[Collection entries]
------------------------------------------------

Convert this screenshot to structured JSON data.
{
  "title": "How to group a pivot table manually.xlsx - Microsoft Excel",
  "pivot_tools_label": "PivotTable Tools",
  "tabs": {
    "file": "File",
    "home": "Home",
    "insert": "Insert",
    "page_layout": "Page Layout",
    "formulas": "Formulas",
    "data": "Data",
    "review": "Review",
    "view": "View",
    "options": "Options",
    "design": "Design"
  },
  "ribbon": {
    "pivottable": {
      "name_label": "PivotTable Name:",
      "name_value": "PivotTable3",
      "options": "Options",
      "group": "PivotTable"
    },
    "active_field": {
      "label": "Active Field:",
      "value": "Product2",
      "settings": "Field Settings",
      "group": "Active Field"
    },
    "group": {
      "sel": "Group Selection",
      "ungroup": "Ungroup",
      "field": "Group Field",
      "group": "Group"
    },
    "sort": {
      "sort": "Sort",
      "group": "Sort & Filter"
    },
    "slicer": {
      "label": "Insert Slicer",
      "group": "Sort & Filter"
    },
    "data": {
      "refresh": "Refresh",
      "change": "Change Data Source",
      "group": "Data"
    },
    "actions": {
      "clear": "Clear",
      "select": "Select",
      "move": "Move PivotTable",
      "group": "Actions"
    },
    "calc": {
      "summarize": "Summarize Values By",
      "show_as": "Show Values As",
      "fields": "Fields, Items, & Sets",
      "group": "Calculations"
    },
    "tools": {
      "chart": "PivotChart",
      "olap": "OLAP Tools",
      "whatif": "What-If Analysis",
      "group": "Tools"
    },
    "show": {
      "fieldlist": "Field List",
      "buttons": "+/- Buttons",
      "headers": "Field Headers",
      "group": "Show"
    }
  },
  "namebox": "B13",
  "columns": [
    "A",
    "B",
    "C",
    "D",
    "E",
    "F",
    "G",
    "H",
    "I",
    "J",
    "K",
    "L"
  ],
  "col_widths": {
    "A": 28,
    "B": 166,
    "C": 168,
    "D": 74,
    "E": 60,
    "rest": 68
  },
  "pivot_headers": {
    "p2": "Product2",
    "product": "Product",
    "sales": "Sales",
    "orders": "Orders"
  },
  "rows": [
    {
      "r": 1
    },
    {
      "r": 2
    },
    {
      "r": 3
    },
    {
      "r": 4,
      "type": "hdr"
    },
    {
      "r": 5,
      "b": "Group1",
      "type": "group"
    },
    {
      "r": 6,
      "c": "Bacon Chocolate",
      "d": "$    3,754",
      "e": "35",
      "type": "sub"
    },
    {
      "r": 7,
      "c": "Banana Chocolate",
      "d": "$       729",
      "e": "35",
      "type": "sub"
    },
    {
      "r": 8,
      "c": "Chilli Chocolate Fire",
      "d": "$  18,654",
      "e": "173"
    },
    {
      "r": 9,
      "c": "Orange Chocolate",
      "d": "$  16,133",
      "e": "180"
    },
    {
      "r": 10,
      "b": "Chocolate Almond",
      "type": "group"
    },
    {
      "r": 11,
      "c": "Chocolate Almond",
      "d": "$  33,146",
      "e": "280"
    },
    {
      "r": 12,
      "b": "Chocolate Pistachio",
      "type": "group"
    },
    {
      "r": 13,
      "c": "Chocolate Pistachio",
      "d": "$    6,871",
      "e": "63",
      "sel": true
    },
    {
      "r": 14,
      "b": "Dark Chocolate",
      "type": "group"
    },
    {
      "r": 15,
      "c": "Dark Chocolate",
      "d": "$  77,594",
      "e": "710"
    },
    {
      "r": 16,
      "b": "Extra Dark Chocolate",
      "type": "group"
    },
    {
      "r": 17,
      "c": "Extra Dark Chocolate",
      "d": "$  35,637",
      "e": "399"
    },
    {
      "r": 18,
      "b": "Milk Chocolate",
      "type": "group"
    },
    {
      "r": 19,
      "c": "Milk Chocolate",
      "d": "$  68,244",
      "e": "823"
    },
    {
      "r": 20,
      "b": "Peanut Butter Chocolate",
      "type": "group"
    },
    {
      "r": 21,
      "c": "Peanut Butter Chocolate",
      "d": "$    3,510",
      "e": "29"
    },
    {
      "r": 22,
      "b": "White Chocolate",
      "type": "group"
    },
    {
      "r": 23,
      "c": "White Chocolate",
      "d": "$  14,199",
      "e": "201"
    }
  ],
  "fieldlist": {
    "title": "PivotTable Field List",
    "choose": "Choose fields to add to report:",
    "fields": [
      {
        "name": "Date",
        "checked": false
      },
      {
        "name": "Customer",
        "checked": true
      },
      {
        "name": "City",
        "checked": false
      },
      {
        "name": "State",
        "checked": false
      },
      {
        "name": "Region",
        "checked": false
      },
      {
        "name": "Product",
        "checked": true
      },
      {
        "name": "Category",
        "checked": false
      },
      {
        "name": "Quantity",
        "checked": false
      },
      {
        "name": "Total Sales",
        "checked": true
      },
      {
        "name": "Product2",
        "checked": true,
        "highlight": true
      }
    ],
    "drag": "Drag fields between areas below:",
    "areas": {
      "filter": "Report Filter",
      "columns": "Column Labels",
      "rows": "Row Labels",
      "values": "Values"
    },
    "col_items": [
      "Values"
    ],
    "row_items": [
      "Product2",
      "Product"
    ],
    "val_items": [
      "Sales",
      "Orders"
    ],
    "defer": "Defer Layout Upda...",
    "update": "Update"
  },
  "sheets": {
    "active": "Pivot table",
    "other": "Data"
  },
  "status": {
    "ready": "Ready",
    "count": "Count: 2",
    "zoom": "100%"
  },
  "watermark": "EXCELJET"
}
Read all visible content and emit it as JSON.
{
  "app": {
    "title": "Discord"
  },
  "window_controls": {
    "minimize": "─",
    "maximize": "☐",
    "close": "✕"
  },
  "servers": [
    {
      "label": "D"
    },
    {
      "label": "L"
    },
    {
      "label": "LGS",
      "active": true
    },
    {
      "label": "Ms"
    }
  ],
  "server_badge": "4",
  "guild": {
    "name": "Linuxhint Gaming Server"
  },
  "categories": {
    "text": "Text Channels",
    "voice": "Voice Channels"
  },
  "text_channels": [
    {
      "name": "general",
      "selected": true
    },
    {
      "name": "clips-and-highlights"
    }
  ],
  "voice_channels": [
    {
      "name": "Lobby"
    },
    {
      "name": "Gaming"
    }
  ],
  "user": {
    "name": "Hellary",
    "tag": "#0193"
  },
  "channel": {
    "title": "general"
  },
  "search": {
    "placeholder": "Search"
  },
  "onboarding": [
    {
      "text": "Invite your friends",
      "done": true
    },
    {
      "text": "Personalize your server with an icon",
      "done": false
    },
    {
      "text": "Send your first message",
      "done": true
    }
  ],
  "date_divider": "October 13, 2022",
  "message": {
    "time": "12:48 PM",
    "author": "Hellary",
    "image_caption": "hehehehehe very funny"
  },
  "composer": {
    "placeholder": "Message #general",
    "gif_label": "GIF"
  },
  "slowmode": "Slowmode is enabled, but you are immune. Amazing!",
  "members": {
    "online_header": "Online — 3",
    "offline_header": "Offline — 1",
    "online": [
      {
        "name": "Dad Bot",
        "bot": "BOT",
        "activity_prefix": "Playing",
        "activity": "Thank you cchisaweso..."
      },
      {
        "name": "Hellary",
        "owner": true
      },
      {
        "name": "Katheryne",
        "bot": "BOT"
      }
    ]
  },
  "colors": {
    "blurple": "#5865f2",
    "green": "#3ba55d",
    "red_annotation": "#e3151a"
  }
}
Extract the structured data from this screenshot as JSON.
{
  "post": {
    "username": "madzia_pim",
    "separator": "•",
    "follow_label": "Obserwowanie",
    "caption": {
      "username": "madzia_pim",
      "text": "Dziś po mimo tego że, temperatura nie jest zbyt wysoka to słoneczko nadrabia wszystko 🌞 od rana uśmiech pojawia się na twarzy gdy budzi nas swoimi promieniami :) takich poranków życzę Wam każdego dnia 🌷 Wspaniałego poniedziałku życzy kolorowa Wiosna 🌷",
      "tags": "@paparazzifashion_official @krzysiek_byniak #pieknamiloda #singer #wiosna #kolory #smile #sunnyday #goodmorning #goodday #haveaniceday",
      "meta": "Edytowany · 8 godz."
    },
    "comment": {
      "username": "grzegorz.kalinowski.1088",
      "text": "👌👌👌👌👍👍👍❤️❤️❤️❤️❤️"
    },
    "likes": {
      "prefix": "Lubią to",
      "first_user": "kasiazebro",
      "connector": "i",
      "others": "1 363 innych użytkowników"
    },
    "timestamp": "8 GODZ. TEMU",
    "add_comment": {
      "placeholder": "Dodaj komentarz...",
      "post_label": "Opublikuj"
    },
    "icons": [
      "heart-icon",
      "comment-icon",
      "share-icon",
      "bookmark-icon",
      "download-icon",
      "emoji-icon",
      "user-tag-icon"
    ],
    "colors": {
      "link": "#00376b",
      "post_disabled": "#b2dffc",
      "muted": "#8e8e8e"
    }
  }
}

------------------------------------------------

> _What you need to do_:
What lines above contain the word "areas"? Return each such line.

> _Reply to the task_:
    "drag": "Drag fields between areas below:",
    "areas": {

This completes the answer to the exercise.